Do Australian Lakes And Rivers Contain A Toxin That May Cause MND?
We explore the link between NSW waterways and a toxin that might trigger MND.
Professor Dominic Rowe of Macquarie Neurology says, “From 1986 to 2016, there’s been a 250% increase in Motor Neurone Disease as a cause of death in Australia and that can only be environmental…”
Research overseas has linked the neurotoxin BMAA, a by-product of blue-green algae, to MND. This toxin was recently discovered in Lake Wyangan in NSW.
It’s also been found in a number of other drought-affected New South Wales waterways, including along the Darling River.
Professor Rowe says, “If we can understand what in the environment triggers Motor Neurone Disease, conceivably we could prevent [it] from even occurring.”
Tim Trembath, an MND sufferer, lives at Lake Cargelligo, which is 140-kilometers north of Griffith. He’s spent a lot of time at this lake, where there’s been an outbreak of blue-green algae.
Tim says, “Up until about 2010, the lake water was the water that was used for drinking and washing in the town.”
The disease has stripped Tim of his ability to ride his motorbike and he needs regular care. Two of his friends in the 1500-resident town have died from MND.
“Anyone who lives in this town has probably swum in the lake, and the lake has algal blooms in it nearly every summer.”
While it’s easy to assume there’s a link between these waterways and MND, Professor Rowe says, “It is highly unlikely that there’s going to be one specific environmental trigger, it’s likely to be a combination of factors.”
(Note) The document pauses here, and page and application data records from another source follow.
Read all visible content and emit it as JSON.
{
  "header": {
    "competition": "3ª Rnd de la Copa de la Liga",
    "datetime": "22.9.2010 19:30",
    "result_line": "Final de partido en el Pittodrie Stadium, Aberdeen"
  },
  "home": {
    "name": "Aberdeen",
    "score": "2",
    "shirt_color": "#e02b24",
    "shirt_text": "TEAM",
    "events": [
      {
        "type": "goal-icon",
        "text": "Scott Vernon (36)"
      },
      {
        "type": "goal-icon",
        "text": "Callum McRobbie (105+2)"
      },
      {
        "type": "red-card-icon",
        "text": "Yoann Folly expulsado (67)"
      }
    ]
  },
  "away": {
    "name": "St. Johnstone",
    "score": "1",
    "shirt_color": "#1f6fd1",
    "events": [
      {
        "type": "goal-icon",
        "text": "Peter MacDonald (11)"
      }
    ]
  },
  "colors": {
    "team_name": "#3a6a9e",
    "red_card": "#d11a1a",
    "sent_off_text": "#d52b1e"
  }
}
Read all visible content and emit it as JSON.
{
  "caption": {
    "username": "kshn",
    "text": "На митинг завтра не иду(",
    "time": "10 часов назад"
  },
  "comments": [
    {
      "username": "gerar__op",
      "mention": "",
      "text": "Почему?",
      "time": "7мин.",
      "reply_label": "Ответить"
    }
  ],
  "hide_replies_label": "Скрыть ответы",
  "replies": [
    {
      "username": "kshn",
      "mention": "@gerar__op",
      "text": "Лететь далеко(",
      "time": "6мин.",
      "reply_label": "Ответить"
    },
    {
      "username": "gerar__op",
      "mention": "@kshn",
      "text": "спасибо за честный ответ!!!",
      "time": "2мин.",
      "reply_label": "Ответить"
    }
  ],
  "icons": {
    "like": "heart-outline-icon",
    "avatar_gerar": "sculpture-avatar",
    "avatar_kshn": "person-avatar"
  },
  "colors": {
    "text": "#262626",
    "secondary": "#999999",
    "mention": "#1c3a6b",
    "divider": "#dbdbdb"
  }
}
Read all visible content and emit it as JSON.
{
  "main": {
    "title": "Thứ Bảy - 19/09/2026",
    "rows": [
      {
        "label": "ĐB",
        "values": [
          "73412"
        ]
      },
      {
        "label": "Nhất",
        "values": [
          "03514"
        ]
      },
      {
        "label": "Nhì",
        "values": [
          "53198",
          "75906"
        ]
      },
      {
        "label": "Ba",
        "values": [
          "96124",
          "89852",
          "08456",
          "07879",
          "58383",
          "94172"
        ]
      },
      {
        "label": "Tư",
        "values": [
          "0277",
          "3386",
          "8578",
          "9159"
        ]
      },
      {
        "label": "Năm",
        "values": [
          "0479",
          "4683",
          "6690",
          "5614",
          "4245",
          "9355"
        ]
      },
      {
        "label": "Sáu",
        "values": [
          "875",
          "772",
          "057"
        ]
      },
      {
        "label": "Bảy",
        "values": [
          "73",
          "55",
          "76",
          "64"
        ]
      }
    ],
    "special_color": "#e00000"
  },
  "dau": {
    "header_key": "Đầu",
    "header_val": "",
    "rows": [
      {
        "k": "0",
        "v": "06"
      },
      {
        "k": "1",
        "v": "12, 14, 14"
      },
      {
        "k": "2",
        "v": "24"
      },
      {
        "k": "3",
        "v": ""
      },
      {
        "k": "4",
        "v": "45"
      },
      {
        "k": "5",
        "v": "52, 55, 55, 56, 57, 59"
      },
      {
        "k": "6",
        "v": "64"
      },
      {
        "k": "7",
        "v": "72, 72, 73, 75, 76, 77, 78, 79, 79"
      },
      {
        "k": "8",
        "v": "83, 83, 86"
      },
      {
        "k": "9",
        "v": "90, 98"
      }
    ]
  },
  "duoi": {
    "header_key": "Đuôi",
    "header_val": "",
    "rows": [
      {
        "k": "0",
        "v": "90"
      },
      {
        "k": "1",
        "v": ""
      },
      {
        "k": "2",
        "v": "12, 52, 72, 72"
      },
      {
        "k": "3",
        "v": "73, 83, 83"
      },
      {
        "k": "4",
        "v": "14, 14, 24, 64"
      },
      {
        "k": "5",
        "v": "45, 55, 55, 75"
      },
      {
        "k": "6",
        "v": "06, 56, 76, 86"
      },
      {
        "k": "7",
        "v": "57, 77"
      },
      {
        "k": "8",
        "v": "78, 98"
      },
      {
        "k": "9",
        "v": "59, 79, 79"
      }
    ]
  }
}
To find out more about this story, please tune into The Project tonight at 6:30.